A movie to find at Netflix to see what an enormously effective apocalypse-bringing-cannibalism film can do is Fires on the Plain, by Kon Ichikawa. In this case the cataclysm is the collapse of the Japanese war machine at the end of WW II and the frantic efforts of remnants of the Japanese army on Leyte Island in the Philippines, to get to the last foothold and onto ships going home, before being captured or killed by the Americans.
The action centers around one soldier, separated — through deliberate and cruel exile– from his unit who makes his way through the jungle and sere, rocky landscape, starving, cold, shoeless, covered with mud, fearing his own former comrades as much as the Americans. The fact of cannibalism being practiced by others, and his own temptations towards it, and final refusal, slowly grows on us through out the film — and as such, in my opinion, has far more power and effect than the bloody, horror-genre presentation of cannibalism in The Road. Fires on the Plain doesn’t lack for images of horror — piles of bodies, broken shoes pulled from the dead, driving rain, hands chopped off and discarded from the more meaty bodies. But the sensibility throughout is one of defeat and introspection. Ichikawa takes the time to say, and let us absorb — look! This is what we do to each other! These are the results of our own choices and actions.
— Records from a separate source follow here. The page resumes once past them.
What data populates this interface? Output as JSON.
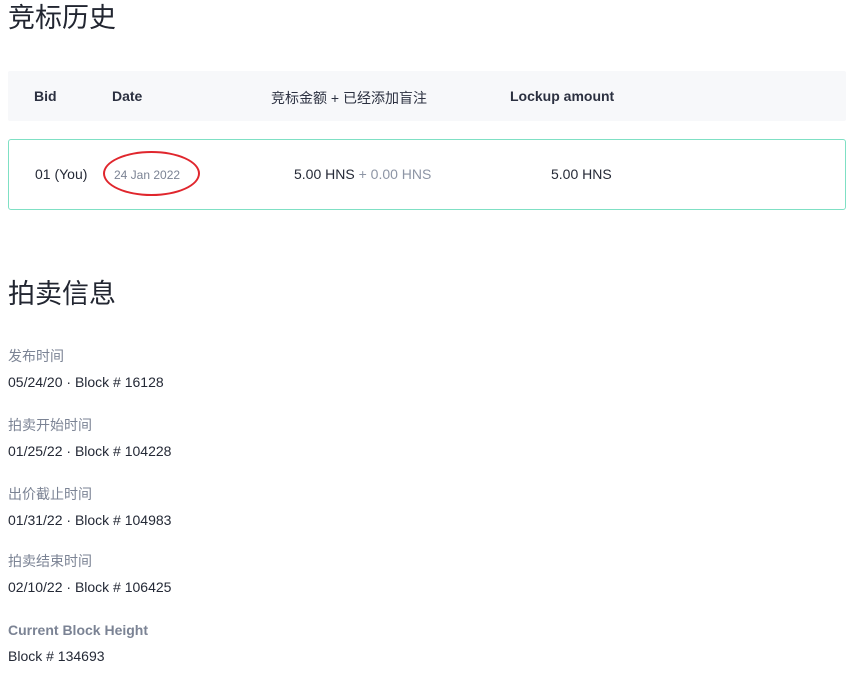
{
  "bid_history": {
    "title": "竞标历史",
    "headers": {
      "bid": "Bid",
      "date": "Date",
      "amount": "竞标金额 + 已经添加盲注",
      "lockup": "Lockup amount"
    },
    "rows": [
      {
        "bid": "01 (You)",
        "date": "24 Jan 2022",
        "amount": "5.00 HNS",
        "blind_added": "+ 0.00 HNS",
        "lockup": "5.00 HNS"
      }
    ]
  },
  "auction_info": {
    "title": "拍卖信息",
    "items": [
      {
        "label": "发布时间",
        "value": "05/24/20 · Block # 16128"
      },
      {
        "label": "拍卖开始时间",
        "value": "01/25/22 · Block # 104228"
      },
      {
        "label": "出价截止时间",
        "value": "01/31/22 · Block # 104983"
      },
      {
        "label": "拍卖结束时间",
        "value": "02/10/22 · Block # 106425"
      },
      {
        "label": "Current Block Height",
        "value": "Block # 134693"
      }
    ]
  },
  "colors": {
    "row_border": "#7fe0c4",
    "annotation": "#e0262d",
    "muted_text": "#7b8394"
  }
}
Further, the human response to the disaster rings truer, in my experience, than that in The Road. People in extremis DO gather together, warily and with fingers on the trigger perhaps but the knowledge is certain: without others I surely will not survive. The pull towards others, though strenuously denied in the myths of go-it-alone America, is as strong as the pull of gravity. The Japanese soldiers know this. The son in The Road knows it as well. Had his father organized those he met on the road instead of driving them away, the hope that appears at film end would have been growing in better prepared ground.
In the book, The Road, perhaps the prophetic warning, or despair at the human will-to-evil holds it own alongside the raw, terrifying physicality of the world McCarthy is so good at depicting. Penhall and Hillcoat, have caught the physical sense of rock-bottom survival and compel us to look, but the prophetic voice, the mysterious sense of watching a future unfold and being able to contemplate it, has gone missing it seems to me. As American film makers they can’t entirely shed the urge to see a good adventure film sharing the stage with the story of bare survival. And to underline the obvious as the film ends and the orphaned boy finds a new family he judges to be among “the good guys,” who don’t eat people, we are treated to the entirely unbelievable promise by the found-mother that “everything is going to be all right.”
We don’t believe it and she shouldn’t have said it. A simple taking of hands would have been all the promise needed. New children looking each other over, walking away from the cameras along the life-source sea and we all get, in Dylan Thomas’ memorable phrase, “the force that through the green fuse drives the flower,” will prevail, eventually…
My Little Man is sitting up and watching intently but not applauding, at least until the credits roll.
Dec 2 2003